YOUR GOAL:
Take every entry below and copy it out word for word.

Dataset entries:
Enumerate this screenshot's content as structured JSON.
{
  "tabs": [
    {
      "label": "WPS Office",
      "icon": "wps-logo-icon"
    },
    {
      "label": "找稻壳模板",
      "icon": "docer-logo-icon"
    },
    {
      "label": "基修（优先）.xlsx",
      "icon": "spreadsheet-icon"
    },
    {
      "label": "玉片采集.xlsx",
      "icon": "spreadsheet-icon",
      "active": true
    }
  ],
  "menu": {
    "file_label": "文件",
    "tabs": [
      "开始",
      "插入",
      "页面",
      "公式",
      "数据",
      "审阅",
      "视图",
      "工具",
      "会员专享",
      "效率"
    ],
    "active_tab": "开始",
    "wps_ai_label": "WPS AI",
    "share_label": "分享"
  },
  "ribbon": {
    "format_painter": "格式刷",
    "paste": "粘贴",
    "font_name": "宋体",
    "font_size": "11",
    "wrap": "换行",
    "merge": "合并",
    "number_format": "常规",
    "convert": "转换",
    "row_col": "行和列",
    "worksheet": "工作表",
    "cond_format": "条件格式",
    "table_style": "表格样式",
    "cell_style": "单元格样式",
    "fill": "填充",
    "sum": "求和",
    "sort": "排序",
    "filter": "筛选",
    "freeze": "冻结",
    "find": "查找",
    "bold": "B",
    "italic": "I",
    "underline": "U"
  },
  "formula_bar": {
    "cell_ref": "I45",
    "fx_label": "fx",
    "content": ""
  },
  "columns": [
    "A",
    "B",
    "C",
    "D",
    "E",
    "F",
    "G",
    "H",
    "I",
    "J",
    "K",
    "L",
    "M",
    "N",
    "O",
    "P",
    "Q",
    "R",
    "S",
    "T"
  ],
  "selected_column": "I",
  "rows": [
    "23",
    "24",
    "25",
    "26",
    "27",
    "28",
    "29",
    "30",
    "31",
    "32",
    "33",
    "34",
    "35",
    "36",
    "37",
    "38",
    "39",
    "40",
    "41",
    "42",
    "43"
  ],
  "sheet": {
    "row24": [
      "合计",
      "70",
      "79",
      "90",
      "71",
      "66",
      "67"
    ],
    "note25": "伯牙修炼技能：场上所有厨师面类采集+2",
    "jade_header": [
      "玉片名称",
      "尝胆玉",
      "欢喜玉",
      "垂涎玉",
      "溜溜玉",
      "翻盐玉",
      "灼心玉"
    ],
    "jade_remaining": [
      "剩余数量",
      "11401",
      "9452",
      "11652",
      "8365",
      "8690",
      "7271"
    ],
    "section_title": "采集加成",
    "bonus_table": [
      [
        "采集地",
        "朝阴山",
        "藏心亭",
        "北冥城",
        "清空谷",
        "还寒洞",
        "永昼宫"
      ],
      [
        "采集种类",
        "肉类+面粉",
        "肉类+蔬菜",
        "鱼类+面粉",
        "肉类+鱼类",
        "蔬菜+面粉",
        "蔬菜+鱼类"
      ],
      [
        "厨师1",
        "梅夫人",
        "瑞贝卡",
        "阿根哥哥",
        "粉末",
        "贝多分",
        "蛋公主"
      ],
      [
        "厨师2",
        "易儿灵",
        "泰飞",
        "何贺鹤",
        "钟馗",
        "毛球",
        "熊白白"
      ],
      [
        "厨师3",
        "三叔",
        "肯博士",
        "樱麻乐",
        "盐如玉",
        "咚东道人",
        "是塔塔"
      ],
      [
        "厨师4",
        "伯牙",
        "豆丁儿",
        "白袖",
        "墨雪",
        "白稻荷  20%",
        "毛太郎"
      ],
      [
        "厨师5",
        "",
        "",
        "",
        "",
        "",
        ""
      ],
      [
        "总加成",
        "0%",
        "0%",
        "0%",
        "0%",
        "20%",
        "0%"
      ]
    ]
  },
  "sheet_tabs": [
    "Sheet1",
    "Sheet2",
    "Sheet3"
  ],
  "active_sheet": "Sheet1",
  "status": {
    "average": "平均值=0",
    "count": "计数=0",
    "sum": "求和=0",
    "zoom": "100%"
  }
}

EXPECTED ANSWER:
Enumerate this screenshot's content as structured JSON.
{
  "tabs": [
    {
      "label": "WPS Office",
      "icon": "wps-logo-icon"
    },
    {
      "label": "找稻壳模板",
      "icon": "docer-logo-icon"
    },
    {
      "label": "基修（优先）.xlsx",
      "icon": "spreadsheet-icon"
    },
    {
      "label": "玉片采集.xlsx",
      "icon": "spreadsheet-icon",
      "active": true
    }
  ],
  "menu": {
    "file_label": "文件",
    "tabs": [
      "开始",
      "插入",
      "页面",
      "公式",
      "数据",
      "审阅",
      "视图",
      "工具",
      "会员专享",
      "效率"
    ],
    "active_tab": "开始",
    "wps_ai_label": "WPS AI",
    "share_label": "分享"
  },
  "ribbon": {
    "format_painter": "格式刷",
    "paste": "粘贴",
    "font_name": "宋体",
    "font_size": "11",
    "wrap": "换行",
    "merge": "合并",
    "number_format": "常规",
    "convert": "转换",
    "row_col": "行和列",
    "worksheet": "工作表",
    "cond_format": "条件格式",
    "table_style": "表格样式",
    "cell_style": "单元格样式",
    "fill": "填充",
    "sum": "求和",
    "sort": "排序",
    "filter": "筛选",
    "freeze": "冻结",
    "find": "查找",
    "bold": "B",
    "italic": "I",
    "underline": "U"
  },
  "formula_bar": {
    "cell_ref": "I45",
    "fx_label": "fx",
    "content": ""
  },
  "columns": [
    "A",
    "B",
    "C",
    "D",
    "E",
    "F",
    "G",
    "H",
    "I",
    "J",
    "K",
    "L",
    "M",
    "N",
    "O",
    "P",
    "Q",
    "R",
    "S",
    "T"
  ],
  "selected_column": "I",
  "rows": [
    "23",
    "24",
    "25",
    "26",
    "27",
    "28",
    "29",
    "30",
    "31",
    "32",
    "33",
    "34",
    "35",
    "36",
    "37",
    "38",
    "39",
    "40",
    "41",
    "42",
    "43"
  ],
  "sheet": {
    "row24": [
      "合计",
      "70",
      "79",
      "90",
      "71",
      "66",
      "67"
    ],
    "note25": "伯牙修炼技能：场上所有厨师面类采集+2",
    "jade_header": [
      "玉片名称",
      "尝胆玉",
      "欢喜玉",
      "垂涎玉",
      "溜溜玉",
      "翻盐玉",
      "灼心玉"
    ],
    "jade_remaining": [
      "剩余数量",
      "11401",
      "9452",
      "11652",
      "8365",
      "8690",
      "7271"
    ],
    "section_title": "采集加成",
    "bonus_table": [
      [
        "采集地",
        "朝阴山",
        "藏心亭",
        "北冥城",
        "清空谷",
        "还寒洞",
        "永昼宫"
      ],
      [
        "采集种类",
        "肉类+面粉",
        "肉类+蔬菜",
        "鱼类+面粉",
        "肉类+鱼类",
        "蔬菜+面粉",
        "蔬菜+鱼类"
      ],
      [
        "厨师1",
        "梅夫人",
        "瑞贝卡",
        "阿根哥哥",
        "粉末",
        "贝多分",
        "蛋公主"
      ],
      [
        "厨师2",
        "易儿灵",
        "泰飞",
        "何贺鹤",
        "钟馗",
        "毛球",
        "熊白白"
      ],
      [
        "厨师3",
        "三叔",
        "肯博士",
        "樱麻乐",
        "盐如玉",
        "咚东道人",
        "是塔塔"
      ],
      [
        "厨师4",
        "伯牙",
        "豆丁儿",
        "白袖",
        "墨雪",
        "白稻荷  20%",
        "毛太郎"
      ],
      [
        "厨师5",
        "",
        "",
        "",
        "",
        "",
        ""
      ],
      [
        "总加成",
        "0%",
        "0%",
        "0%",
        "0%",
        "20%",
        "0%"
      ]
    ]
  },
  "sheet_tabs": [
    "Sheet1",
    "Sheet2",
    "Sheet3"
  ],
  "active_sheet": "Sheet1",
  "status": {
    "average": "平均值=0",
    "count": "计数=0",
    "sum": "求和=0",
    "zoom": "100%"
  }
}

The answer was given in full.